Huddersfield was the home town of Harold Wilson, later Leader of the Opposition in 1963, and Kagan became close to Wilson and provided funding for his private office.[1] In Wilson's first resignation honours list in 1970, Kagan was given a knighthood.[2] In 1971, a defecting KGB agent, Oleg Lyalin, relayed accounts of Kagan boasting of his connection to Wilson, leading to MI5 placing him under surveillance, but finding no evidence of spying.[3]

Fall from grace[edit]

When Wilson resigned as Prime Minister in March 1976, Kagan was made a life peer as Baron Kagan, of Elland in the County of West Yorkshire,[4] in the 1976 Prime Minister's Resignation Honours (known as the 'Lavender List'), taking the Labour Party whip.

Kagan was later charged with tax evasion, though the formal charges were styled as "theft" (of barrels of Indigo dye) from his, by then, former company and "false accounting", to comply with extradition treaties which did not cover tax offences. After a stay in Tel Aviv, he was arrested in Paris and extradited to Britain.[1] On 12 December 1980, he was convicted of four counts of theft. He was fined £375,000 and served a ten-month sentence, first in Armley, then in Rudgate open prison, Yorkshire. He lost his knighthood,[5] but his peerage could not be forfeited. It was also revealed around this time that Kagan had been friendly with Richardas Vaygauskas, a former official at the Russian embassy, who was known to be a KGB agent. However, Tam Dalyell in his 1995 obituary of Kagan, believed that he had maintained such contacts to assist relatives in Vilnius; Vaygauskas was also from Lithuania.[1]

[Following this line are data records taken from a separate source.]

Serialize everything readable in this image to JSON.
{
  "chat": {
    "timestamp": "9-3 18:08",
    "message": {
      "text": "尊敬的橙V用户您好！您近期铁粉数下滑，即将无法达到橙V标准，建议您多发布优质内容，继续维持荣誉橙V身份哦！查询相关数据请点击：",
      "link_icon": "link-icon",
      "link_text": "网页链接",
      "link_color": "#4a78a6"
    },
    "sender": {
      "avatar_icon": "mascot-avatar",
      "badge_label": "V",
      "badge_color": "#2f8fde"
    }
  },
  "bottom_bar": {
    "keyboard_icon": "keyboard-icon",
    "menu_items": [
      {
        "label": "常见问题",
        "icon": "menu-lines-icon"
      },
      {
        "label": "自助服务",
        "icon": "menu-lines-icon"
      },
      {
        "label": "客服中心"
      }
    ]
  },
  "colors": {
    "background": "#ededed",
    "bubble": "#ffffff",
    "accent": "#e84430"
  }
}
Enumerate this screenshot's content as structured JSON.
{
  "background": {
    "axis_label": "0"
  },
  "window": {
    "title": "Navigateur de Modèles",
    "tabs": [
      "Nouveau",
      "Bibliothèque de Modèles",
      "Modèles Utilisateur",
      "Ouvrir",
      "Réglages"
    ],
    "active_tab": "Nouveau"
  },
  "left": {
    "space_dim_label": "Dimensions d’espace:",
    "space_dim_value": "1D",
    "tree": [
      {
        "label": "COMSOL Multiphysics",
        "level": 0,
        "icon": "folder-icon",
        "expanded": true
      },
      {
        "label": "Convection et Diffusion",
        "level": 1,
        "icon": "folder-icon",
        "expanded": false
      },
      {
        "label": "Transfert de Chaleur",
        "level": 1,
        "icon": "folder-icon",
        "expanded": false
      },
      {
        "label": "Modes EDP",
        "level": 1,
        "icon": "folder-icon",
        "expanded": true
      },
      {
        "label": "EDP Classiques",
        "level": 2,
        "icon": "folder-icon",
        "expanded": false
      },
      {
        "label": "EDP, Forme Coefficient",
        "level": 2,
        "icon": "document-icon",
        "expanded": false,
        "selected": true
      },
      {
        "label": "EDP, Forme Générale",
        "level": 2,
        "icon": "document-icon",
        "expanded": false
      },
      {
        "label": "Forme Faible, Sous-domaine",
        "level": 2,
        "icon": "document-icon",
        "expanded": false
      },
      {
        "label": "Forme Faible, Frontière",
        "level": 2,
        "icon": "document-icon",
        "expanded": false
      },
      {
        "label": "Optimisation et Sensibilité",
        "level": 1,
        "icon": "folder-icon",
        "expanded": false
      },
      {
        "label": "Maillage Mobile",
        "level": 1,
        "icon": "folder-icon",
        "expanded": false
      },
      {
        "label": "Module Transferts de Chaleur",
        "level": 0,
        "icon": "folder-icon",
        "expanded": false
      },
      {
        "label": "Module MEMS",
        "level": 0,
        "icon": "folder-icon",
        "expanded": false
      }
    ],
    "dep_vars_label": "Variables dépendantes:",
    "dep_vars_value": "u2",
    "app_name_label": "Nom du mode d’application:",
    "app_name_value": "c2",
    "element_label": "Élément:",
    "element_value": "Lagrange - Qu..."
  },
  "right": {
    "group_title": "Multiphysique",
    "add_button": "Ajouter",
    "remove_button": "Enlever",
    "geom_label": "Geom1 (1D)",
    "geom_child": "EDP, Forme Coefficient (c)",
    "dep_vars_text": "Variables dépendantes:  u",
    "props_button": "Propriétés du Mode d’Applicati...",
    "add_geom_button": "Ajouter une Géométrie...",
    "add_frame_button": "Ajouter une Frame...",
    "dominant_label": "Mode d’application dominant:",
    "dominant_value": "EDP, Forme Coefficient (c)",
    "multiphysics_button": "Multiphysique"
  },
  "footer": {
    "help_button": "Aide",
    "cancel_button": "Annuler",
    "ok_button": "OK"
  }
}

After his release from custody, Kagan returned to the House of Lords and spoke on prison reform. In 1994 his health deteriorated, and he died peacefully in his London apartment the following year.

Family[edit]

His son Daniel Kagan is a Democratic Member of the Colorado House of Representatives.[6]

References[edit]

  1. ^ a b c d e f Dalyell, Tam (19 January 1995). "Obituaries: Lord Kagan". The Independent. Retrieved 14 September 2017.
  2. ^ "No. 45239". The London Gazette. 27 November 1970. p. 13037.
  3. ^ Anderson, Paul; Davey, Kevin (18 October 2013). "Labour traitors?". The Express Tribune. Retrieved 14 September 2017.
  4. ^ "No. 46951". The London Gazette. 2 July 1976. p. 9167.
  5. ^ "No. 48599". The London Gazette. 1 May 1981. p. 6229.
  6. ^ "Rep. Kagan's Biography Vague and Vanishing". The Colorado Observer. Retrieved 5 September 2016.

Sources[edit]